* _REQUIRED ACTION_: Return the lines below that contain "Warehouse".

━━━━━ RECORD EXTRACTS

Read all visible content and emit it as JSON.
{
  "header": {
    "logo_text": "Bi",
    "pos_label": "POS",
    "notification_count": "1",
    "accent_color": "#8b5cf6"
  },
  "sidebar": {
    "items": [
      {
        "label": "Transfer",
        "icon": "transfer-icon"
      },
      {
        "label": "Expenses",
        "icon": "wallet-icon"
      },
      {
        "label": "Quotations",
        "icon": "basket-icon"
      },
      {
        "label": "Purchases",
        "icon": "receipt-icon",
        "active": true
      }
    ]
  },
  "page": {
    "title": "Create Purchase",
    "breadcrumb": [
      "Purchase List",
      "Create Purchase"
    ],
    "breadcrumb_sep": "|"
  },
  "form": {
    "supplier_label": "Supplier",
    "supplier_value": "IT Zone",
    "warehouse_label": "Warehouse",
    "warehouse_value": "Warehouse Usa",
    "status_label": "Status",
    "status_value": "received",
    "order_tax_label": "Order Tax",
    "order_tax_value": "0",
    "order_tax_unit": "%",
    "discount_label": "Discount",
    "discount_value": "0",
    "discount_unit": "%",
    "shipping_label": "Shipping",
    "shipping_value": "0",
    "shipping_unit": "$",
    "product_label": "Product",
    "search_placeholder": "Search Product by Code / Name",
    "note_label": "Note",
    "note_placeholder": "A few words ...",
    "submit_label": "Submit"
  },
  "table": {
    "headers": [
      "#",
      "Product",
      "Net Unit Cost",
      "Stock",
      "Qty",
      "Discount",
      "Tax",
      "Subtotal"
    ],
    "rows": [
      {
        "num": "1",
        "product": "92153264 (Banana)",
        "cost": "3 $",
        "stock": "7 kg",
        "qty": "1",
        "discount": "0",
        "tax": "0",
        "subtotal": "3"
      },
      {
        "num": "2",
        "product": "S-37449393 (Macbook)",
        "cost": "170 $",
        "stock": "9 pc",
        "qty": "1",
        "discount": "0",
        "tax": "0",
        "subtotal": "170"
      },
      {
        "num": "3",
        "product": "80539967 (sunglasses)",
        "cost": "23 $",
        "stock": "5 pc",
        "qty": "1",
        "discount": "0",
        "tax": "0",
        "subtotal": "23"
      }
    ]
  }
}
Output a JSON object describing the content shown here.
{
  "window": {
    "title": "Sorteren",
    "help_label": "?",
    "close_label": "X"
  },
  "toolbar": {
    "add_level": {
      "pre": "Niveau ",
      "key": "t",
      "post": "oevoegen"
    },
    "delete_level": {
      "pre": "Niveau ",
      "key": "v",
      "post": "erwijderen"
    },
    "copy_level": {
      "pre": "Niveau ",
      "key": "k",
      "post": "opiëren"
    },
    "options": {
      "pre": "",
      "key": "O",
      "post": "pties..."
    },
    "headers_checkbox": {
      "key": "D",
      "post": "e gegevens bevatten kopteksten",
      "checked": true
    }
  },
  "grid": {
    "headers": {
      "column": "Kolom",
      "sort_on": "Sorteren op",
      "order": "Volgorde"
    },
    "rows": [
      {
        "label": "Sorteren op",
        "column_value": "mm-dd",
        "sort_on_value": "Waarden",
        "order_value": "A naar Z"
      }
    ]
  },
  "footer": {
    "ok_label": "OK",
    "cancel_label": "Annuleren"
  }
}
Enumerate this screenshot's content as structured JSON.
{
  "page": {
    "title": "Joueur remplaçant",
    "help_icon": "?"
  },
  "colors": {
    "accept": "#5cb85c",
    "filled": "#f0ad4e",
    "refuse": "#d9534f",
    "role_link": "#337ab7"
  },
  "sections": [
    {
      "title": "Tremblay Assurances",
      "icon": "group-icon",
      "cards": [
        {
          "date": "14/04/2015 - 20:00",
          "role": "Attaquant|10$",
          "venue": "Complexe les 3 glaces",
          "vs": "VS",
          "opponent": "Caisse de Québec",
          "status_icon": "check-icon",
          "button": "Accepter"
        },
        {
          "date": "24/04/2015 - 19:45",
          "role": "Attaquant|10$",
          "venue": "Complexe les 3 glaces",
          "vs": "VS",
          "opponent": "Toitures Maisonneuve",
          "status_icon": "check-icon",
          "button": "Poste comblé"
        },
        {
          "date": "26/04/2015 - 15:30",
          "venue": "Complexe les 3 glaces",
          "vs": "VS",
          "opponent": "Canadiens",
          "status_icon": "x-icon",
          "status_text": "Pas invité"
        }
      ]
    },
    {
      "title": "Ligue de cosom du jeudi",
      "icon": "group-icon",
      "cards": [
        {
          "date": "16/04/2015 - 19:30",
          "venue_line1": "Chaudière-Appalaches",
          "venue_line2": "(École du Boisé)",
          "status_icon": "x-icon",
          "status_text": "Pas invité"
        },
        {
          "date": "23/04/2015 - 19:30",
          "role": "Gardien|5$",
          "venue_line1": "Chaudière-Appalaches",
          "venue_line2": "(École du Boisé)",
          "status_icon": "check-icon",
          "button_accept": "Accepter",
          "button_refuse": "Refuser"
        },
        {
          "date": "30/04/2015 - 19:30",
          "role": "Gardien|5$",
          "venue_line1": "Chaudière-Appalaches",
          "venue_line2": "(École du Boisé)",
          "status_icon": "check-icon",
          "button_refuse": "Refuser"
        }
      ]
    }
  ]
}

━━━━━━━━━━

* _ANSWER SECTION_:
    "warehouse_label": "Warehouse",
    "warehouse_value": "Warehouse Usa",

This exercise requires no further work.